Free sample from 'A guide to creating effective press releases' to illustrate a point about plain English
The other day I mentioned that I came up using the idea of plain English for Simply Put after studying law (kind of).
Today I thought I'd illustrate the point and give you a free sample of A guide to creating effective press releases into the bargain, including the activity that goes with this section.
Hopefully you'll find it useful - and then buy the book. ;)
Feel free to share your thoughts in the comments.
(Free sample from A guide to creating effective press releases)
Use plain English
How many times have you heard somebody say they're really fond of the legal jargon that lawyers use or the medical jargon doctors use?

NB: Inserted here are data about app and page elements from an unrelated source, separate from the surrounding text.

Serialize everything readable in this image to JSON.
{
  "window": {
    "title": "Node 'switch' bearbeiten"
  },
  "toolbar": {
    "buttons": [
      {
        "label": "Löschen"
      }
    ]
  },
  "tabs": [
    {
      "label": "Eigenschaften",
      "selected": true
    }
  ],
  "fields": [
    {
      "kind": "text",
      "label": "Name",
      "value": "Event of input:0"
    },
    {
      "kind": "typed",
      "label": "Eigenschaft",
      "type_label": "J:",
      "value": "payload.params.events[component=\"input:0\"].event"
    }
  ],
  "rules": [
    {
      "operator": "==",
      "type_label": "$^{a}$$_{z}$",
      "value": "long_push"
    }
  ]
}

Despite the fact that we don't particularly like other people using overly complex words, we all too often want to use them ourselves.
Although you may think you'll sound a lot smarter if you scour the dictionary looking for big words and fancy adjectives, the goal of a press release is to convey information, promote something, and get people interested in it. To do that, it's better to stick to plain, easy to understand English.
Plain English does not mean dull or uncreative English, it simply means that you don't force your audience to consult a thesaurus to wade through your prose.
You want to talk to your audience and engage them in language they use, not talk down to them or confuse them.
For the same reasons, you should avoid overuse of adjectives or flowery language. Note that I'm not saying to not use adjectives at all, just use them sparingly.
Be aware of who you're writing for, and write appropriately.
It's fine to use emotive language when it's suitable, but it soon becomes tiring to read about how incredibly super-duper awesomely amazing your product or service is.
Read your press releases aloud and honestly evaluate how you would feel if somebody was talking to you about what they were promoting. If you're writing a press release for yourself or your product, does it sound like you?